(Data about app and page elements)
____

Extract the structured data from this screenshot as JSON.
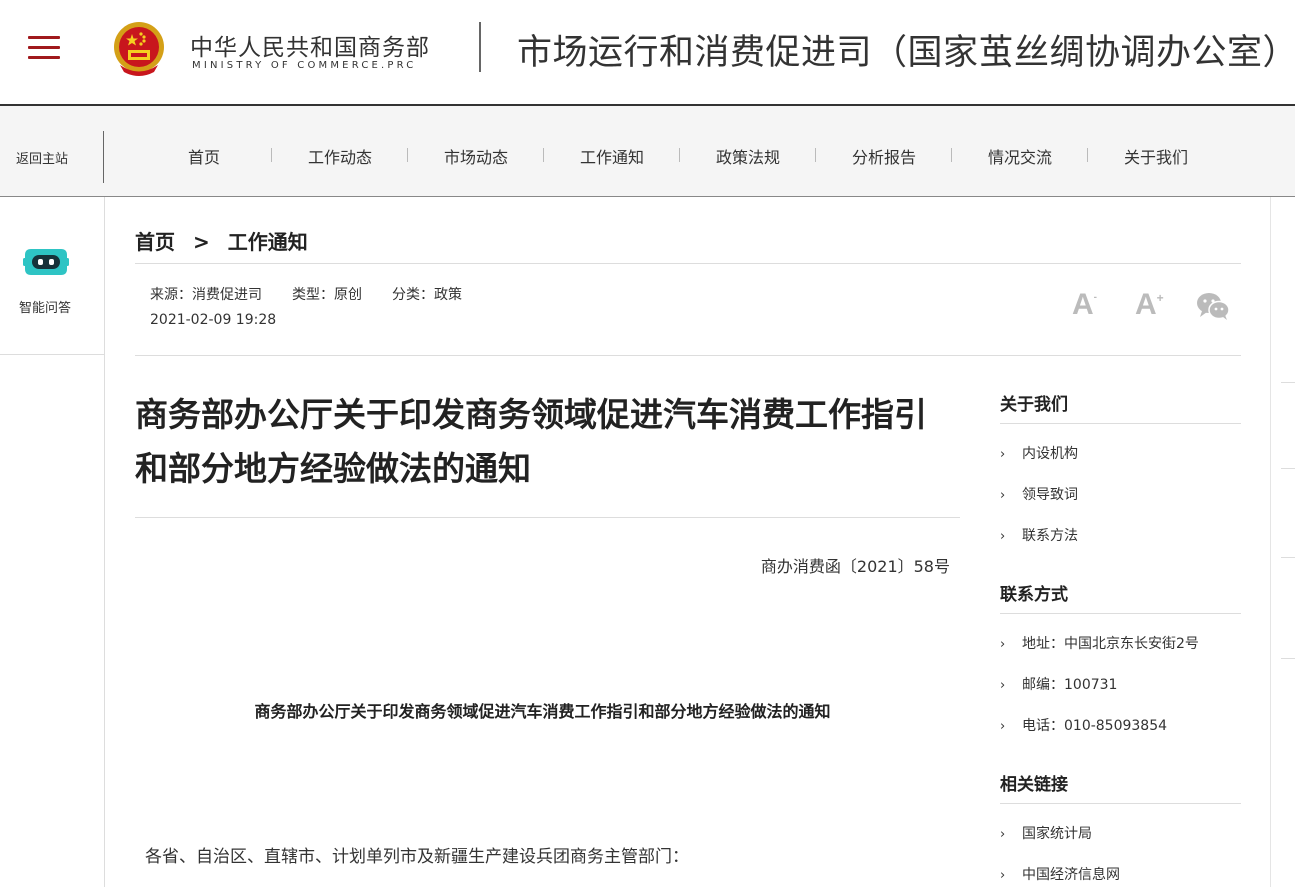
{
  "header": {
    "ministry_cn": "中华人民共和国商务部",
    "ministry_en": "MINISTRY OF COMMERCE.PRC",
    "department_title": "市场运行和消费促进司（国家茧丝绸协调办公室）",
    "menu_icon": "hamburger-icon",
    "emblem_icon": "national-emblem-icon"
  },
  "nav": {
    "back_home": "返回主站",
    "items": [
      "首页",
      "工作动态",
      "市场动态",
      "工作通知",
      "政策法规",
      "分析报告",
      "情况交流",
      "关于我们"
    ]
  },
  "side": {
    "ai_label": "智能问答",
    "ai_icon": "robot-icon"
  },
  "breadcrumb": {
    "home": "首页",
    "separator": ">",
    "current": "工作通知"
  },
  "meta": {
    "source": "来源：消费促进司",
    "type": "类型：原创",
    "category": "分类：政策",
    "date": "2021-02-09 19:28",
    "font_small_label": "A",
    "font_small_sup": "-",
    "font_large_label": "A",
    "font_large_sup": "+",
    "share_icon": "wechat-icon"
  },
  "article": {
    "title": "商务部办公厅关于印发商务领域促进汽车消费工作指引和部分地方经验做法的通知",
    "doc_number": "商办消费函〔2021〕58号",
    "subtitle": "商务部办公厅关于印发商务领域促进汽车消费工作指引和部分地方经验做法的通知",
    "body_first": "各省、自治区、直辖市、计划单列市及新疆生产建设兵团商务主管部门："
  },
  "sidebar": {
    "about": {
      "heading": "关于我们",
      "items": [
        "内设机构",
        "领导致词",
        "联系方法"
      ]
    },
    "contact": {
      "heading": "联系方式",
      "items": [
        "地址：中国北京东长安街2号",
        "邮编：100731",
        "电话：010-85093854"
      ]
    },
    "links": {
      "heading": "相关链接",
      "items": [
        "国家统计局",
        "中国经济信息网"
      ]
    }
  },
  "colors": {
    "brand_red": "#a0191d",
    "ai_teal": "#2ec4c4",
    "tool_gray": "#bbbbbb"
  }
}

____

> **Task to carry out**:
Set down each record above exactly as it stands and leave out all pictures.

> **Your solution**:
Extract the structured data from this screenshot as JSON.
{
  "header": {
    "ministry_cn": "中华人民共和国商务部",
    "ministry_en": "MINISTRY OF COMMERCE.PRC",
    "department_title": "市场运行和消费促进司（国家茧丝绸协调办公室）",
    "menu_icon": "hamburger-icon",
    "emblem_icon": "national-emblem-icon"
  },
  "nav": {
    "back_home": "返回主站",
    "items": [
      "首页",
      "工作动态",
      "市场动态",
      "工作通知",
      "政策法规",
      "分析报告",
      "情况交流",
      "关于我们"
    ]
  },
  "side": {
    "ai_label": "智能问答",
    "ai_icon": "robot-icon"
  },
  "breadcrumb": {
    "home": "首页",
    "separator": ">",
    "current": "工作通知"
  },
  "meta": {
    "source": "来源：消费促进司",
    "type": "类型：原创",
    "category": "分类：政策",
    "date": "2021-02-09 19:28",
    "font_small_label": "A",
    "font_small_sup": "-",
    "font_large_label": "A",
    "font_large_sup": "+",
    "share_icon": "wechat-icon"
  },
  "article": {
    "title": "商务部办公厅关于印发商务领域促进汽车消费工作指引和部分地方经验做法的通知",
    "doc_number": "商办消费函〔2021〕58号",
    "subtitle": "商务部办公厅关于印发商务领域促进汽车消费工作指引和部分地方经验做法的通知",
    "body_first": "各省、自治区、直辖市、计划单列市及新疆生产建设兵团商务主管部门："
  },
  "sidebar": {
    "about": {
      "heading": "关于我们",
      "items": [
        "内设机构",
        "领导致词",
        "联系方法"
      ]
    },
    "contact": {
      "heading": "联系方式",
      "items": [
        "地址：中国北京东长安街2号",
        "邮编：100731",
        "电话：010-85093854"
      ]
    },
    "links": {
      "heading": "相关链接",
      "items": [
        "国家统计局",
        "中国经济信息网"
      ]
    }
  },
  "colors": {
    "brand_red": "#a0191d",
    "ai_teal": "#2ec4c4",
    "tool_gray": "#bbbbbb"
  }
}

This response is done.